__Exercise__
Look for the word "Writing" in the entries and copy every line where it shows up.

[Records excerpted from a collection]
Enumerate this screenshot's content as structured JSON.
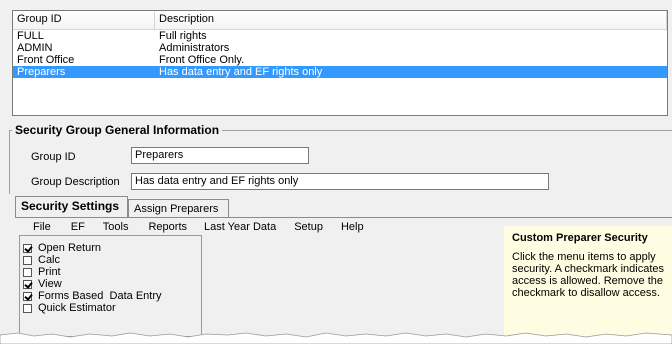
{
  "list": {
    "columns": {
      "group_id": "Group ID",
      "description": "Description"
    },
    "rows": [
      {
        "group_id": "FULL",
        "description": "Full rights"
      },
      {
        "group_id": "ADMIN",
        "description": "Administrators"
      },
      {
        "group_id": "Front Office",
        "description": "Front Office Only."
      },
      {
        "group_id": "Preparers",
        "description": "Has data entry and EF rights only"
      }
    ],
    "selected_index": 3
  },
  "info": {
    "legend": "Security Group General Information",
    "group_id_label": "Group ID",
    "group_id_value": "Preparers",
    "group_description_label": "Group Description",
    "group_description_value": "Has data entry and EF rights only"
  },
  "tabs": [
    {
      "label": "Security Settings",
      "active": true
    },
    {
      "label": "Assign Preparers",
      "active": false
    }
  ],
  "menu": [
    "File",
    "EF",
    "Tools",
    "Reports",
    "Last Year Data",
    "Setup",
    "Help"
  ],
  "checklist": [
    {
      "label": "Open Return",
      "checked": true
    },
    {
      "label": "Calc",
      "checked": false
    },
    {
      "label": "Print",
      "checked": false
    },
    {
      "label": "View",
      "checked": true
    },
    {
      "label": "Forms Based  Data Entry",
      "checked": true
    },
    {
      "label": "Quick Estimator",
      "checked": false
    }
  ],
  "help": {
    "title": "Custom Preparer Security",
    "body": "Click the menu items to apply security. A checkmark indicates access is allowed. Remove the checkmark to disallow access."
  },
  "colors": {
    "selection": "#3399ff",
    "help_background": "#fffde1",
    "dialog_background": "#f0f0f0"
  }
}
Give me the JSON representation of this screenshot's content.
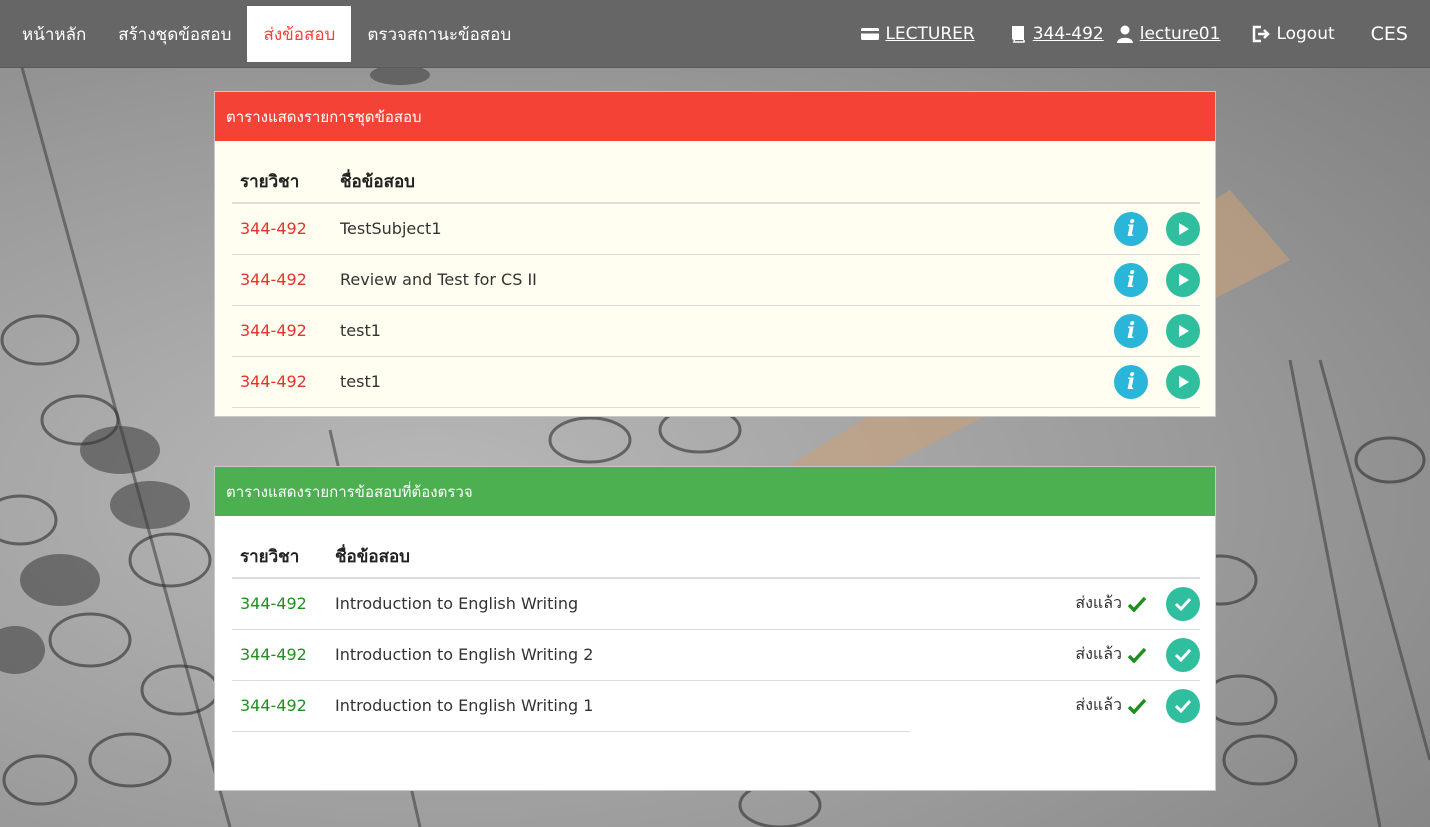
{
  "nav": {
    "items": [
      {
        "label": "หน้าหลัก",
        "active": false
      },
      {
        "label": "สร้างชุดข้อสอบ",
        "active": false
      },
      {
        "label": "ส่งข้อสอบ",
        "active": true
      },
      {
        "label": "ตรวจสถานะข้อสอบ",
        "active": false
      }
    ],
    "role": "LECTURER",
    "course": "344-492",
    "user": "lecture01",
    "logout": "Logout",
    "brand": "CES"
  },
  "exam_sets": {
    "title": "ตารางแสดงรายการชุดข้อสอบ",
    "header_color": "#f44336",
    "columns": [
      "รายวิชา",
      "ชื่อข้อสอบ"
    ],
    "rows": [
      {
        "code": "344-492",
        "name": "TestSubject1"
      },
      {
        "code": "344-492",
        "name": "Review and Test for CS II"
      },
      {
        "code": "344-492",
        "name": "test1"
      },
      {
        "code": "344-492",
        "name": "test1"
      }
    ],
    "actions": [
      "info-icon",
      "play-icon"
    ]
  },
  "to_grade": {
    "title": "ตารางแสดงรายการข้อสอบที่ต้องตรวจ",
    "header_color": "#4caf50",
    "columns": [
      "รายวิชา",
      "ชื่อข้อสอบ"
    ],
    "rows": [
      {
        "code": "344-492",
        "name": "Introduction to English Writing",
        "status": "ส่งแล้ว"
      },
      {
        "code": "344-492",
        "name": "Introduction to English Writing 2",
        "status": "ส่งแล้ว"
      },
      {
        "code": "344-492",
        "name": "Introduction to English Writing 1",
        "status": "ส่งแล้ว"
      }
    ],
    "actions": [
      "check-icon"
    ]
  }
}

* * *

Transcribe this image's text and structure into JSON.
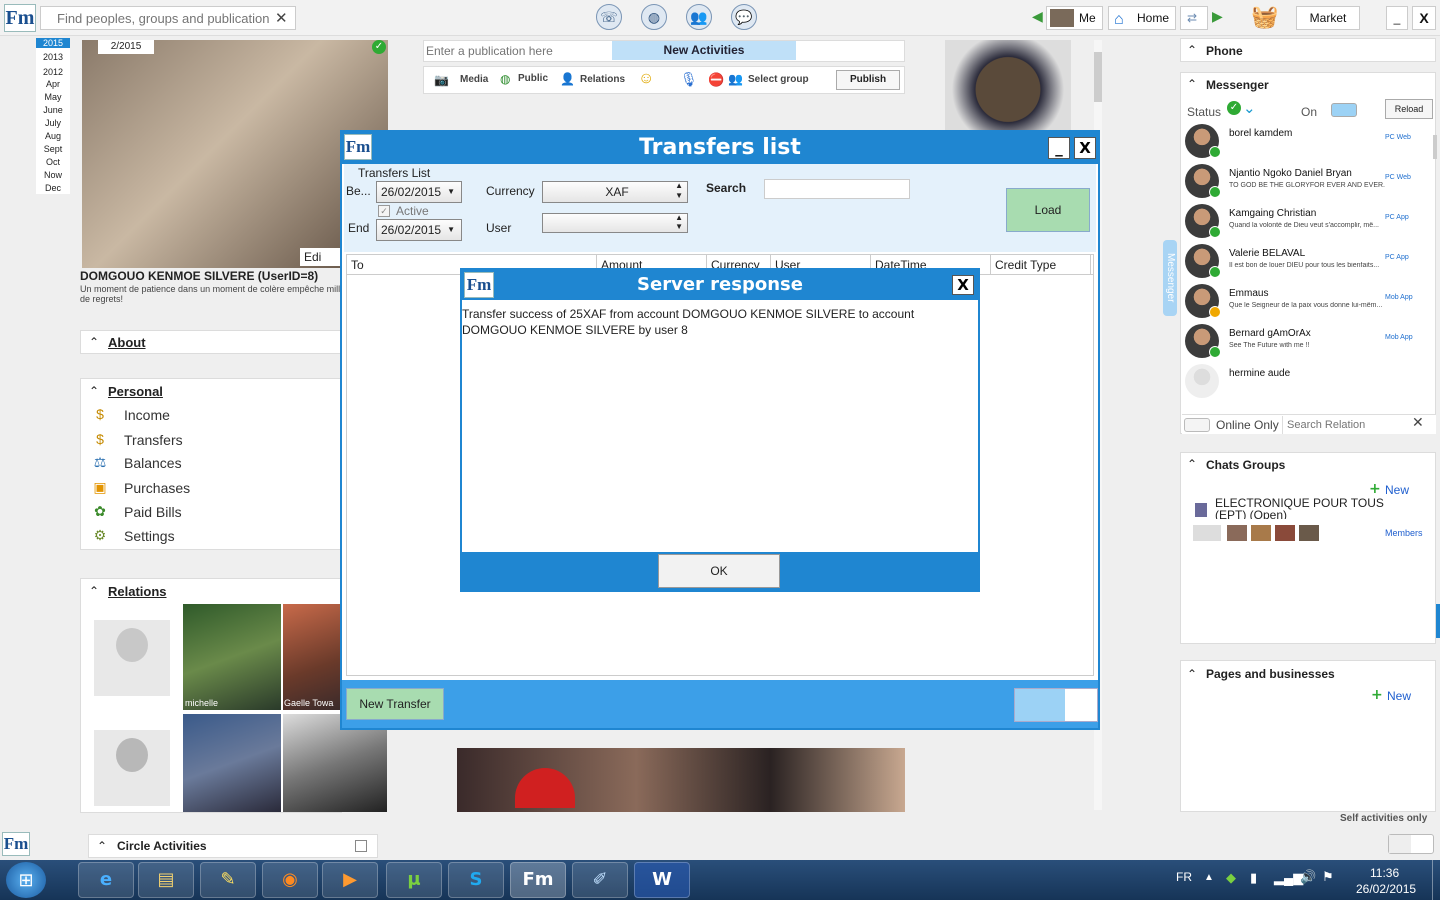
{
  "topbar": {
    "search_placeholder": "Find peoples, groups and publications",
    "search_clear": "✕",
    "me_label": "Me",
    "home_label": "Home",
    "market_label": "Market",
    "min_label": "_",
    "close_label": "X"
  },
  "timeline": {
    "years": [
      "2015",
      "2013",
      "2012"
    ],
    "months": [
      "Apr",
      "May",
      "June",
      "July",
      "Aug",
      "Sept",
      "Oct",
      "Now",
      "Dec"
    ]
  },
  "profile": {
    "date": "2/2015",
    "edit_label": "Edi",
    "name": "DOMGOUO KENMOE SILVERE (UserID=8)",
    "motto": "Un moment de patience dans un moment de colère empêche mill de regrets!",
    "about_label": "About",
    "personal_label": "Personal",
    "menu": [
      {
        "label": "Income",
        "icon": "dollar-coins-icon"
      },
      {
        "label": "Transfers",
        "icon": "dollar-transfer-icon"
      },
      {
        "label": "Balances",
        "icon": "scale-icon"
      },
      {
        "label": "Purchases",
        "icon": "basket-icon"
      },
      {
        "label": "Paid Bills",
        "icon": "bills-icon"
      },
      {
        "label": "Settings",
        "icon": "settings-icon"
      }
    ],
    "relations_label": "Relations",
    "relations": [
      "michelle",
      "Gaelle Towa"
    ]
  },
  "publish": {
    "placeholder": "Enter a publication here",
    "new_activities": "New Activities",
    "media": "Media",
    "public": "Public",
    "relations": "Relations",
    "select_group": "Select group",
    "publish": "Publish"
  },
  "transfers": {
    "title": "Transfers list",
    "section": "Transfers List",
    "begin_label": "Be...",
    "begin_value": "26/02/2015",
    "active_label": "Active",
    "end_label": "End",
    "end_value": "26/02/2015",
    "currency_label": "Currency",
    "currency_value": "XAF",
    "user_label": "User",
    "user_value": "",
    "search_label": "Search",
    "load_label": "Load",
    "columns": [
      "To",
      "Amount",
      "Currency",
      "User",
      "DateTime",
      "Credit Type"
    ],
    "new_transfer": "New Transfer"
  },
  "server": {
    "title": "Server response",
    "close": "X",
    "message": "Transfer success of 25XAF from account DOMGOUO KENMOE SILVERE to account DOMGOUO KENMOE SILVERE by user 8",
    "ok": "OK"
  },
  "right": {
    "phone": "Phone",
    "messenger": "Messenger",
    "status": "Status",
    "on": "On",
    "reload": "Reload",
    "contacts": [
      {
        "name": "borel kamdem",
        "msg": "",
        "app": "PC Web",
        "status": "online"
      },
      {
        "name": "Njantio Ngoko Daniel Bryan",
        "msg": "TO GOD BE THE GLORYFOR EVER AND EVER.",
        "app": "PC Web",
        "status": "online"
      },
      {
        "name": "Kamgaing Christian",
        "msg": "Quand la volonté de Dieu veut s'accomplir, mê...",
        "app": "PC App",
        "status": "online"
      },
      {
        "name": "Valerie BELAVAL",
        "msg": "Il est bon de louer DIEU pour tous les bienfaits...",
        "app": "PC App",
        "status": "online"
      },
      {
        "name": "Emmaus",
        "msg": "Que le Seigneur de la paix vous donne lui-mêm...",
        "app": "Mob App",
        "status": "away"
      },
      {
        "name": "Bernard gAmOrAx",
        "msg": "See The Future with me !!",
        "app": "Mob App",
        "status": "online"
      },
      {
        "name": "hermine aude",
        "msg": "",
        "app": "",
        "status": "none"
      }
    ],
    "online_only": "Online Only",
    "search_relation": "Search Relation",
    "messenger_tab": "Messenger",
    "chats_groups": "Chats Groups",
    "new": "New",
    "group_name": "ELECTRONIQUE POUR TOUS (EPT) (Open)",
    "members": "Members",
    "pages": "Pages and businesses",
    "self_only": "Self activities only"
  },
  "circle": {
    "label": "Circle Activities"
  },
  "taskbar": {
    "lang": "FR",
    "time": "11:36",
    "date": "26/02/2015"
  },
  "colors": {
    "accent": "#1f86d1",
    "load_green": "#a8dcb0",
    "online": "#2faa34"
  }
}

__Task output__
        "name": "Introduction to English Writing",
        "name": "Introduction to English Writing 2",
        "name": "Introduction to English Writing 1",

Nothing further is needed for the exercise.